That 10% of domestic terror since 2015 had links to veterans while they only make up around 6% of the population means that veteran recruitment must be taken seriously, retired Marine Corps Lt. Col. Joe Plenzler said.
“The threats are real and we are all at risk,” he said. “They breached the security of this building and hunted. They hunted for you.”
In an interview later, he said that while active-duty service members with extremist beliefs can be relatively easily weeded out in the hierarchical structure of the military, but among the 18 million veterans in the U.S., a patchwork of agencies and organizations have to do that work.
Domestic terrorism has been on the rise since the mid-2010s, data from the Center for Strategic and International Studies shows, reaching its highest point in 2020 since 1994, when the data collection began. Numbers for 2021 will soon be made available, Seth Jones of CSIS said. There has also been a recent increase in the number of attacks and plots by active-duty and reserve personnel, he added. “The percentage is growing, which is a concern for us.”

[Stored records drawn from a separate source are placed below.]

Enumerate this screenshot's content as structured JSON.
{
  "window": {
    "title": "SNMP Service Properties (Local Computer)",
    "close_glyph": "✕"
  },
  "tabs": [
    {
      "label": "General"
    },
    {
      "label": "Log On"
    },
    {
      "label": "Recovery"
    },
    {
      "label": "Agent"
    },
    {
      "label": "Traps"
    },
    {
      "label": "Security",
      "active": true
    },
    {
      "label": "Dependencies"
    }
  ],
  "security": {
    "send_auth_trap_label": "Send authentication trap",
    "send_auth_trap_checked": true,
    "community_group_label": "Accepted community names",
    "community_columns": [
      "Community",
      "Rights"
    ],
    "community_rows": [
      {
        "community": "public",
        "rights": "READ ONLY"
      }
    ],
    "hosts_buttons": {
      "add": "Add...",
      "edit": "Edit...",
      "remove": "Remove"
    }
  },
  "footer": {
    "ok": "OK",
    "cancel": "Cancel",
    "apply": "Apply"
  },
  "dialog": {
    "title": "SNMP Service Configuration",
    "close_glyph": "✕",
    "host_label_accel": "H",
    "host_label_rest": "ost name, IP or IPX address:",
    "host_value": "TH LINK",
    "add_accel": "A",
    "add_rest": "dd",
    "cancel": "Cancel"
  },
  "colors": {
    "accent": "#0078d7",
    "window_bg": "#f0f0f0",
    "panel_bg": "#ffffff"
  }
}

Some Republican committee members took issue with holding the hearing. Rep. Jim Banks, R-Ind., said it was “offensive” that Chairman Rep. Mark Takano, D.-Calif., considered himself the person who would “save the veterans” and accused Democrats of seeing veterans as broken people and extremists. He questioned the impartiality and authority of the witnesses, including Miller-Idriss, for an old Twitter post linking meat consumption to extremism, and the IAVA’s Butler, who had been invited to testify the senior Republican on the committee, Rep. Mike Bost, R-Ill.
“Frankly, sir, this is the problem,” Butler countered. “The questions you are asking are part of the problem here. We are using lies … to avoid addressing the real issues this country is facing.”
In an interview later, Plenzler said he “whole-heartedly” agreed with Butler’s criticism of politically motivated questioning.
Rep. Matt Rosendale, R.-Md., pressed the experts to equate the actions of the Jan. 6 insurrection with those of Black Lives Matter protesters last summer, a line of questioning that was quickly shut down by Plenzler. “It’s one thing if someone burns down a Walmart, another … if someone attacks the nation’s Capitol,” he said. One was an attack on commerce, the other “an attack on the Constitution.”
According to Plenzler, 71 of the people arrested in relation with the insurrection had military ties. “The light is blinking red on the dashboard, so we need to look under the hood and investigate this,” he said.
While some approaches to tackling violent extremism among vets were outlined by the experts – including involvement in civilian society, smoothing out their transition and briefing them on potential recruitment efforts by extremist organizations – Jones of CSIS concluded that “there are a lot of questions we don’t necessarily know yet (but need to be answered) before we can help veterans.”